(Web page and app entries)
________________________________________

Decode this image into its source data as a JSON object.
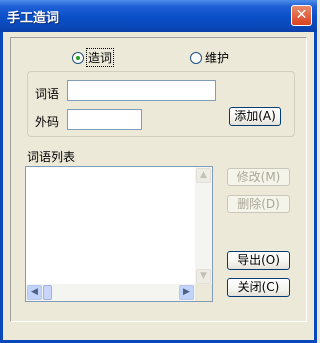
{
  "window": {
    "title": "手工造词",
    "close_glyph": "✕"
  },
  "mode": {
    "options": [
      {
        "label": "造词",
        "checked": true
      },
      {
        "label": "维护",
        "checked": false
      }
    ]
  },
  "form": {
    "word_label": "词语",
    "word_value": "",
    "code_label": "外码",
    "code_value": "",
    "add_button": "添加(A)"
  },
  "list": {
    "label": "词语列表",
    "items": []
  },
  "buttons": {
    "modify": "修改(M)",
    "delete": "删除(D)",
    "export": "导出(O)",
    "close": "关闭(C)"
  },
  "colors": {
    "titlebar": "#0a4fc7",
    "dialog_bg": "#ece9d8",
    "close_button": "#d9421f"
  }
}
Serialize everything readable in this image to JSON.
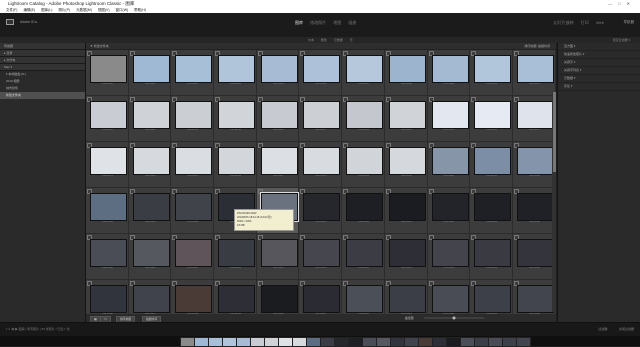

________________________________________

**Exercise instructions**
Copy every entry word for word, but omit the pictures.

**Finished exercise**
Decode this image into its source data as a JSON object.
{
  "window": {
    "title": "手工造词",
    "close_glyph": "✕"
  },
  "mode": {
    "options": [
      {
        "label": "造词",
        "checked": true
      },
      {
        "label": "维护",
        "checked": false
      }
    ]
  },
  "form": {
    "word_label": "词语",
    "word_value": "",
    "code_label": "外码",
    "code_value": "",
    "add_button": "添加(A)"
  },
  "list": {
    "label": "词语列表",
    "items": []
  },
  "buttons": {
    "modify": "修改(M)",
    "delete": "删除(D)",
    "export": "导出(O)",
    "close": "关闭(C)"
  },
  "colors": {
    "titlebar": "#0a4fc7",
    "dialog_bg": "#ece9d8",
    "close_button": "#d9421f"
  }
}
Serialize everything readable in this image to JSON.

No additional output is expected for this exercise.